March 22 iconJoin us for Rebecca Dresser’s lecture on Wednesday, March 22, 2017 from noon till 1 pm in person or online.

Since 1983, Rebecca Dresser has taught medical and law students about issues in end-of-life care, biomedical research, genetics, assisted reproduction, and related topics. She has been a member of the Washington University in St. Louis faculty since 1998. Her newest book, Silent Partners: Human Subjects and Research Ethics, calls for including experienced study subjects in research ethics deliberations. She is also the author of When Science Offers Salvation: Patient Advocacy and Research Ethics and editor of Malignant: Medical Ethicists Confront Cancer. From 2002-2009, she was a member of the President’s Council on Bioethics and from 2011-2015, she was a member of the National Institutes of Health Recombinant DNA Advisory Committee.

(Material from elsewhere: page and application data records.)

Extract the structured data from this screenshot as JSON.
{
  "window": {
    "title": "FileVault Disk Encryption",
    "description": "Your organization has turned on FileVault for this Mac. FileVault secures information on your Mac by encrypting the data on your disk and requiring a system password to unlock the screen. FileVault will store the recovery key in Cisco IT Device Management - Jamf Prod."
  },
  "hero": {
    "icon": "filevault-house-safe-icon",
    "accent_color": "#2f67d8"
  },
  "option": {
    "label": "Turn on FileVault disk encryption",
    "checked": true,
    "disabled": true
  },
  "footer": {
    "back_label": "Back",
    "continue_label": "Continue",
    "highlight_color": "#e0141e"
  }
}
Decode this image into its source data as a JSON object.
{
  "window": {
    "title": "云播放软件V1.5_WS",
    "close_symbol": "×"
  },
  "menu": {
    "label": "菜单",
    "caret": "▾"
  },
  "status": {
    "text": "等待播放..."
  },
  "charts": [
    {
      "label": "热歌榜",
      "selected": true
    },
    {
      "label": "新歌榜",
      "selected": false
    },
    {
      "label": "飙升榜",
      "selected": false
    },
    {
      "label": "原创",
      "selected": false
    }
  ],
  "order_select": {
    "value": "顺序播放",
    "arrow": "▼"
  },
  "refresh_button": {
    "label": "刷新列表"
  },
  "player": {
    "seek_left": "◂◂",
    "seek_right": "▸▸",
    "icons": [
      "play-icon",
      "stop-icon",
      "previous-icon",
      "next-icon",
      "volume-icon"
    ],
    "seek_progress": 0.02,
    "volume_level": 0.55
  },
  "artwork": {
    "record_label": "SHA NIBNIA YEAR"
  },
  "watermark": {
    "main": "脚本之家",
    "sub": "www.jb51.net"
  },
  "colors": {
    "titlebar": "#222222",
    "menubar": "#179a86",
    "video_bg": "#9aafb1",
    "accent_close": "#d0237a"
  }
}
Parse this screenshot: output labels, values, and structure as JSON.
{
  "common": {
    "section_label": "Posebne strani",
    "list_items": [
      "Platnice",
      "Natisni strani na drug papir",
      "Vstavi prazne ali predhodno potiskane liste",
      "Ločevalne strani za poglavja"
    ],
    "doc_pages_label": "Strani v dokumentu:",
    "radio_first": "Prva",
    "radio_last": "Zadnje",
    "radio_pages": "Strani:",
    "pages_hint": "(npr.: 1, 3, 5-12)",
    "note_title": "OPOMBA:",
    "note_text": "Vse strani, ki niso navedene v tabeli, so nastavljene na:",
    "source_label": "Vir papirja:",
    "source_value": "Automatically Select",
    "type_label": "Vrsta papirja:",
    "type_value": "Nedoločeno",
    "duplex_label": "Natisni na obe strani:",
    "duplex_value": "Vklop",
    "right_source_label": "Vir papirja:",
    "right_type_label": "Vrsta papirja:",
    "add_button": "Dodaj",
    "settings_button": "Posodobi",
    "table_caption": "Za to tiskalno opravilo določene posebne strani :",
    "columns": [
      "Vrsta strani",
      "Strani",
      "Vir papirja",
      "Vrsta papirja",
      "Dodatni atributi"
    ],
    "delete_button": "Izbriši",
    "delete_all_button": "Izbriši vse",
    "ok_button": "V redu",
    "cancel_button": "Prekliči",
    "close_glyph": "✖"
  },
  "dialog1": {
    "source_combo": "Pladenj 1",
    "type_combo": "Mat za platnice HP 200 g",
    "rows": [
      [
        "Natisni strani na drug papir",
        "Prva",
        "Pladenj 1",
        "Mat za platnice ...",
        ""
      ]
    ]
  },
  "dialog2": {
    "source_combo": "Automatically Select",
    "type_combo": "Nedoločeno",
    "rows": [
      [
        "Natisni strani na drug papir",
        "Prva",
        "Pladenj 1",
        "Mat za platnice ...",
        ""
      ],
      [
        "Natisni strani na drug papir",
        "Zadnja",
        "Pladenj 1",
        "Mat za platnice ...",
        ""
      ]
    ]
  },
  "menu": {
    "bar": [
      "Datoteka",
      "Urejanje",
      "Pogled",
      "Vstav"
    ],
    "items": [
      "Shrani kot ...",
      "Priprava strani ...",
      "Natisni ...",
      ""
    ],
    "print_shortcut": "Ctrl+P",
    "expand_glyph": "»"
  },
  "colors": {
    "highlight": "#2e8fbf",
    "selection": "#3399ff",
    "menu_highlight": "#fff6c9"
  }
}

This lecture is co-sponsored by the Program in Medical Ethics, Humanities & Law at Western Michigan University Homer Stryker M.D. School of Medicine.

In person: This lecture will take place in C102 East Fee Hall on MSU’s East Lansing campus. Feel free to bring your lunch! Beverages and light snacks will be provided.

Online: Here are some instructions for your first time joining the webinar, or if you have attended or viewed them before, go to the meeting!

Can’t make it? All webinars are recorded! Visit our archive of recorded lectures. To receive reminders before each webinar, please subscribe to our mailing list.